BEGIN AVAILABLE DATA
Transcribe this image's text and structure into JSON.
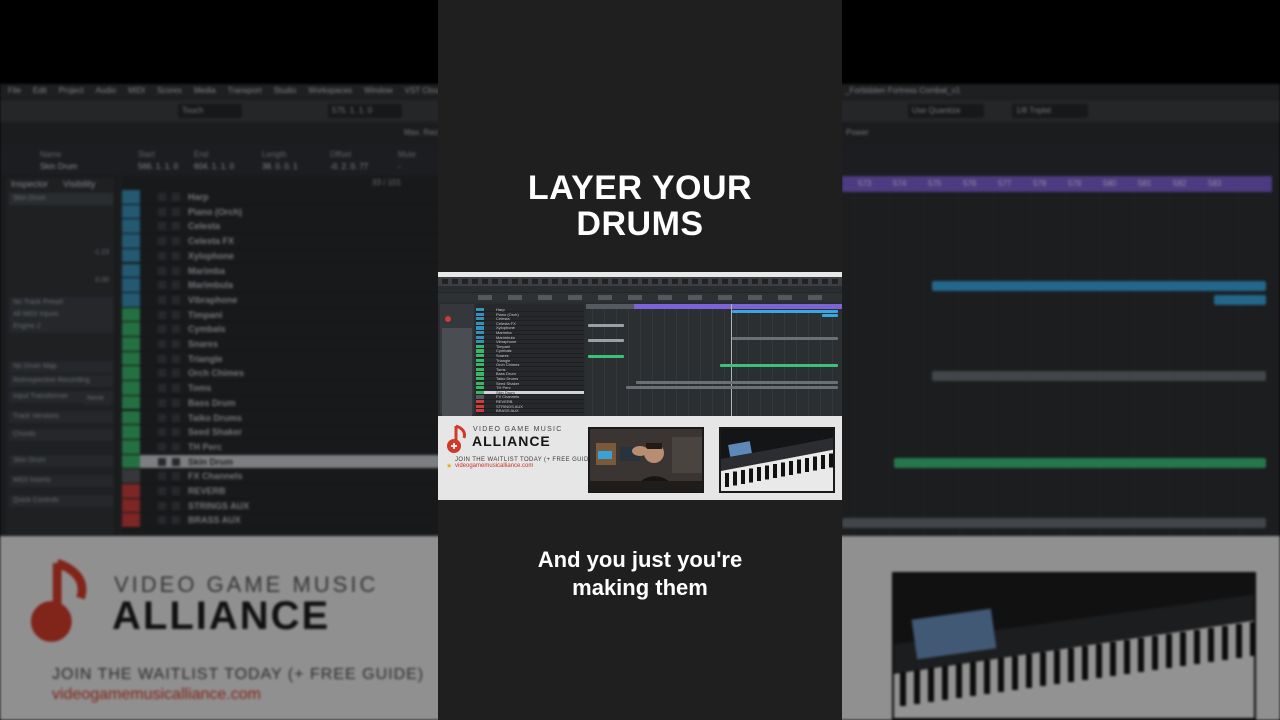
{
  "overlay": {
    "headline_line1": "LAYER YOUR",
    "headline_line2": "DRUMS",
    "caption_line1": "And you just you're",
    "caption_line2": "making them"
  },
  "daw": {
    "menu": [
      "File",
      "Edit",
      "Project",
      "Audio",
      "MIDI",
      "Scores",
      "Media",
      "Transport",
      "Studio",
      "Workspaces",
      "Window",
      "VST Cloud"
    ],
    "project_title": "_Forbidden Fortress Combat_v1",
    "toolbar": {
      "automation_mode": "Touch",
      "position": "575. 1. 1. 0",
      "quantize_mode": "Use Quantize",
      "quantize_value": "1/8 Triplet",
      "max_record": "Max. Reco",
      "power": "Power"
    },
    "info_line": {
      "headers": [
        "Name",
        "Start",
        "End",
        "Length",
        "Offset",
        "Mute"
      ],
      "values": [
        "Skin Drum",
        "566. 1. 1. 0",
        "604. 1. 1. 0",
        "38. 0. 0. 1",
        "-0. 2. 0. 77",
        "-"
      ]
    },
    "inspector": {
      "tab_inspector": "Inspector",
      "tab_visibility": "Visibility",
      "track_name": "Skin Drum",
      "rows": [
        "No Track Preset",
        "All MIDI Inputs",
        "Engine 2",
        "No Drum Map",
        "Retrospective Recording",
        "Input Transformer",
        "Track Versions",
        "Chords",
        "Skin Drum",
        "MIDI Inserts",
        "Quick Controls"
      ],
      "input_transformer_value": "None",
      "fader_value_1": "-1.23",
      "fader_value_2": "0.00",
      "counter": "33 / 101"
    },
    "tracks": [
      {
        "name": "Harp",
        "color": "#3a8fb7"
      },
      {
        "name": "Piano (Orch)",
        "color": "#3a8fb7"
      },
      {
        "name": "Celesta",
        "color": "#3a8fb7"
      },
      {
        "name": "Celesta FX",
        "color": "#3a8fb7"
      },
      {
        "name": "Xylophone",
        "color": "#3a8fb7"
      },
      {
        "name": "Marimba",
        "color": "#3a8fb7"
      },
      {
        "name": "Marimbula",
        "color": "#3a8fb7"
      },
      {
        "name": "Vibraphone",
        "color": "#3a8fb7"
      },
      {
        "name": "Timpani",
        "color": "#3bb56a"
      },
      {
        "name": "Cymbals",
        "color": "#3bb56a"
      },
      {
        "name": "Snares",
        "color": "#3bb56a"
      },
      {
        "name": "Triangle",
        "color": "#3bb56a"
      },
      {
        "name": "Orch Chimes",
        "color": "#3bb56a"
      },
      {
        "name": "Toms",
        "color": "#3bb56a"
      },
      {
        "name": "Bass Drum",
        "color": "#3bb56a"
      },
      {
        "name": "Taiko Drums",
        "color": "#3bb56a"
      },
      {
        "name": "Seed Shaker",
        "color": "#3bb56a"
      },
      {
        "name": "TH Perc",
        "color": "#3bb56a"
      },
      {
        "name": "Skin Drum",
        "color": "#3bb56a"
      },
      {
        "name": "FX Channels",
        "color": "#55595e"
      },
      {
        "name": "REVERB",
        "color": "#c93d3d"
      },
      {
        "name": "STRINGS AUX",
        "color": "#c93d3d"
      },
      {
        "name": "BRASS AUX",
        "color": "#c93d3d"
      }
    ],
    "ruler_bars": [
      "573",
      "574",
      "575",
      "576",
      "577",
      "578",
      "579",
      "580",
      "581",
      "582",
      "583"
    ]
  },
  "ad": {
    "brand_small": "VIDEO GAME MUSIC",
    "brand_big": "ALLIANCE",
    "cta": "JOIN THE WAITLIST TODAY (+ FREE GUIDE)",
    "url": "videogamemusicalliance.com"
  },
  "icons": [
    "music-note-logo-icon",
    "star-icon",
    "record-icon"
  ],
  "colors": {
    "background": "#000000",
    "center_panel": "#1f1f1f",
    "ruler_purple": "#7b5fd0",
    "clip_blue": "#39a7e0",
    "clip_green": "#3fc07a",
    "brand_red": "#d03a2a"
  }
}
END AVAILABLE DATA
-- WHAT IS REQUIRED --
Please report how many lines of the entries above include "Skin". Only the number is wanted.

-- RESULT FOR THIS EXERCISE --
4